*WHAT YOU HAVE TO DO*
The lines to find are those in the entries that hold the word "Default"; copy every one of them.

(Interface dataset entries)
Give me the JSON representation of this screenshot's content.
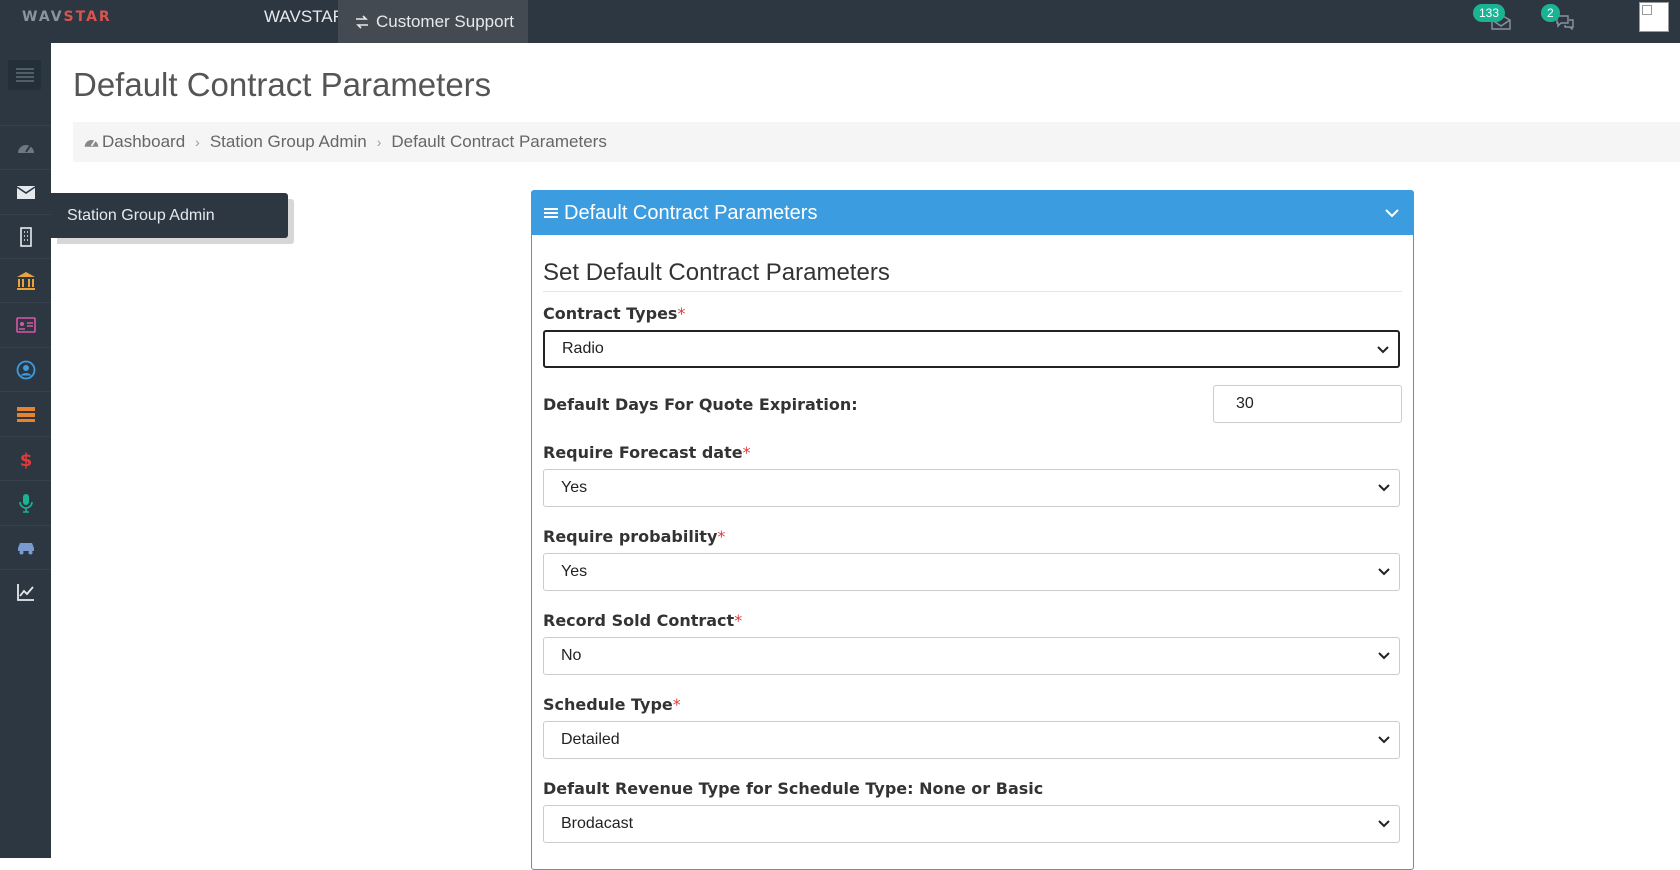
{
  "topbar": {
    "logo_main": "WAV",
    "logo_accent": "STAR",
    "app_name": "WAVSTAR",
    "support_label": "Customer Support",
    "mail_count": "133",
    "chat_count": "2"
  },
  "sidebar": {
    "tooltip": "Station Group Admin",
    "icons": [
      "dashboard-icon",
      "envelope-icon",
      "building-icon",
      "bank-icon",
      "id-card-icon",
      "user-circle-icon",
      "server-icon",
      "dollar-icon",
      "microphone-icon",
      "car-icon",
      "line-chart-icon"
    ]
  },
  "page": {
    "title": "Default Contract Parameters"
  },
  "breadcrumb": {
    "items": [
      "Dashboard",
      "Station Group Admin",
      "Default Contract Parameters"
    ]
  },
  "panel": {
    "header": "Default Contract Parameters",
    "section_title": "Set Default Contract Parameters",
    "contract_types": {
      "label": "Contract Types",
      "required": "*",
      "value": "Radio"
    },
    "quote_expiration": {
      "label": "Default Days For Quote Expiration:",
      "value": "30"
    },
    "forecast_date": {
      "label": "Require Forecast date",
      "required": "*",
      "value": "Yes"
    },
    "probability": {
      "label": "Require probability",
      "required": "*",
      "value": "Yes"
    },
    "record_sold": {
      "label": "Record Sold Contract",
      "required": "*",
      "value": "No"
    },
    "schedule_type": {
      "label": "Schedule Type",
      "required": "*",
      "value": "Detailed"
    },
    "revenue_type": {
      "label": "Default Revenue Type for Schedule Type: None or Basic",
      "value": "Brodacast"
    }
  },
  "colors": {
    "topbar_bg": "#2d3742",
    "accent_blue": "#3b9ce0",
    "badge_green": "#1ab394",
    "required_red": "#e03a3a"
  }
}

*EXPECTED ANSWER*
    "title": "Default Contract Parameters"
      "Default Contract Parameters"
    "header": "Default Contract Parameters",
    "section_title": "Set Default Contract Parameters",
      "label": "Default Days For Quote Expiration:",
      "label": "Default Revenue Type for Schedule Type: None or Basic",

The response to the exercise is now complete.